Response to Dennis Nessler Hotel Business Viewpoint July 2013 issue
I read your viewpoint in the July 15, 2013 issue of Hotel Business regarding hotel brands focusing beyond the Millennials. I find it interesting that this is where you draw the line on branding properties. There seems to me that every day new hotel brands with new flashy names are popping up everywhere. I am a hotel designer and I run a purchasing company and I am not sure I can name all the “new” levels and different brands being put out there by these big flag companies. I am not sure travelers have any idea what hotel is at what price point anymore or what to expect. But they can easily find out!
I will say that the “Millenials” are an interesting group and are different from us “Baby Boomers.” I have three sons that fall within the Millenials, one of which just spent a semester abroad in Italy and traveling extensively throughout Europe. You would find it surprising just how savvy this group is, and how much more worldly and educated and exposed they are to everything. Significantly more sophisticated than we ever were.
We traveled to hotels in the back of my parent’s car, and stayed in lower end properties that were clean and often had indoor pools for us to have something to do in our down time. Our children are worldly and sophisticated. At the end of their fingertips sits a brilliant device that can teach them anything they want to know. It can answer any question they might have, or explore any place in the world in vivid color and detail. It encourages them to think, it encourages them to want more and to reach for it and to want to see it all and have new experiences.
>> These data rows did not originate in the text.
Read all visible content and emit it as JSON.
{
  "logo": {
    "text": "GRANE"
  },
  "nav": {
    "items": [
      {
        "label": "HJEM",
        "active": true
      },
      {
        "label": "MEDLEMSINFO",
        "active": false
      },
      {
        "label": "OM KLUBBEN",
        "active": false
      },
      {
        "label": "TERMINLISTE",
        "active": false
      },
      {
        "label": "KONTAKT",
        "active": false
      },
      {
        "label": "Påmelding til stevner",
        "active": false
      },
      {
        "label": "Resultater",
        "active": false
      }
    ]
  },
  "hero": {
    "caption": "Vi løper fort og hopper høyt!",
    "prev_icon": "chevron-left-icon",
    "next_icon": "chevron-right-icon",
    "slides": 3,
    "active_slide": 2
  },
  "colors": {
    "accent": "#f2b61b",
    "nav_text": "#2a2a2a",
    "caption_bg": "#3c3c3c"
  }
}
My 21 year old son became very sophisticated finding hotels to stay in during every one of his travels. He found good pricing and nicely designed properties that were affordable, safe and available. He traveled with groups of friends for little money, and they had tremendous experiences.
Don’t be fooled…they are a market and they should be focused on. They have the capability to be much more selective, much more cost conscious and to do much more research. They don’t have to look up one brand and make expensive telephone calls to find the rates and plan their trip. They can sit at their computers or use their smart phones, map out their trips, find the cheapest airfares, search hundreds of hotels with the press of a button, and know all the answers. We should market to them, we should determine their wants and desires and develop brands to cater to them. If not, you will lose them to the people who keep them in focus.
The resources today are vastly better and baby boomers don’t always make use of the information available. I can’t tell you how many baby boomers I know who still use a travel agent and don’t want to “do the work” to plan their trip for either business or pleasure. But not my children, they want to do it themselves and know exactly how.